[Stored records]
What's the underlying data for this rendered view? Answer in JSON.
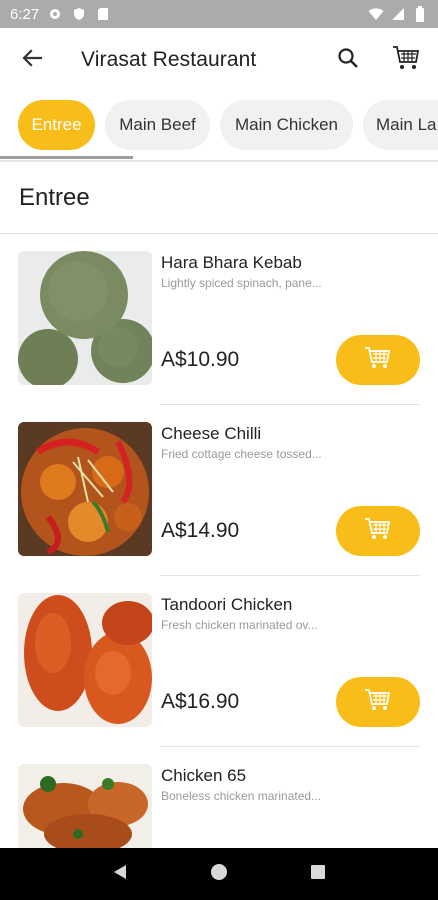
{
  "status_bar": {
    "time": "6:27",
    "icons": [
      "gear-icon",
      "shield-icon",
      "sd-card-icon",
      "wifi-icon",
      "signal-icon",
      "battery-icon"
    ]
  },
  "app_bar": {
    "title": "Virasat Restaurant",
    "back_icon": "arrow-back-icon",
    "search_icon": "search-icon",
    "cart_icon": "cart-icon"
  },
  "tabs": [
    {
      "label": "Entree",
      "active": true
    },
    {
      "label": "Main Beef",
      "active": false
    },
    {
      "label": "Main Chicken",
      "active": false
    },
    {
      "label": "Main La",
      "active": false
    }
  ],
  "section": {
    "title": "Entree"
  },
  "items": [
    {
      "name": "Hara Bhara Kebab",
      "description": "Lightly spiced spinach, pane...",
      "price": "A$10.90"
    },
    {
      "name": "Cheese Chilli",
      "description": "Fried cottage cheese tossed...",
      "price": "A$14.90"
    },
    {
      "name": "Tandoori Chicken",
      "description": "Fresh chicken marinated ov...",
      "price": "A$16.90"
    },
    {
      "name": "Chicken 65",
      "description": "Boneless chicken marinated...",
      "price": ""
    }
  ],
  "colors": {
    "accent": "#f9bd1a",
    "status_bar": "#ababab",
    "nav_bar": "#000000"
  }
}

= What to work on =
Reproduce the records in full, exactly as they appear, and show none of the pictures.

= Exercise output =
What's the underlying data for this rendered view? Answer in JSON.
{
  "status_bar": {
    "time": "6:27",
    "icons": [
      "gear-icon",
      "shield-icon",
      "sd-card-icon",
      "wifi-icon",
      "signal-icon",
      "battery-icon"
    ]
  },
  "app_bar": {
    "title": "Virasat Restaurant",
    "back_icon": "arrow-back-icon",
    "search_icon": "search-icon",
    "cart_icon": "cart-icon"
  },
  "tabs": [
    {
      "label": "Entree",
      "active": true
    },
    {
      "label": "Main Beef",
      "active": false
    },
    {
      "label": "Main Chicken",
      "active": false
    },
    {
      "label": "Main La",
      "active": false
    }
  ],
  "section": {
    "title": "Entree"
  },
  "items": [
    {
      "name": "Hara Bhara Kebab",
      "description": "Lightly spiced spinach, pane...",
      "price": "A$10.90"
    },
    {
      "name": "Cheese Chilli",
      "description": "Fried cottage cheese tossed...",
      "price": "A$14.90"
    },
    {
      "name": "Tandoori Chicken",
      "description": "Fresh chicken marinated ov...",
      "price": "A$16.90"
    },
    {
      "name": "Chicken 65",
      "description": "Boneless chicken marinated...",
      "price": ""
    }
  ],
  "colors": {
    "accent": "#f9bd1a",
    "status_bar": "#ababab",
    "nav_bar": "#000000"
  }
}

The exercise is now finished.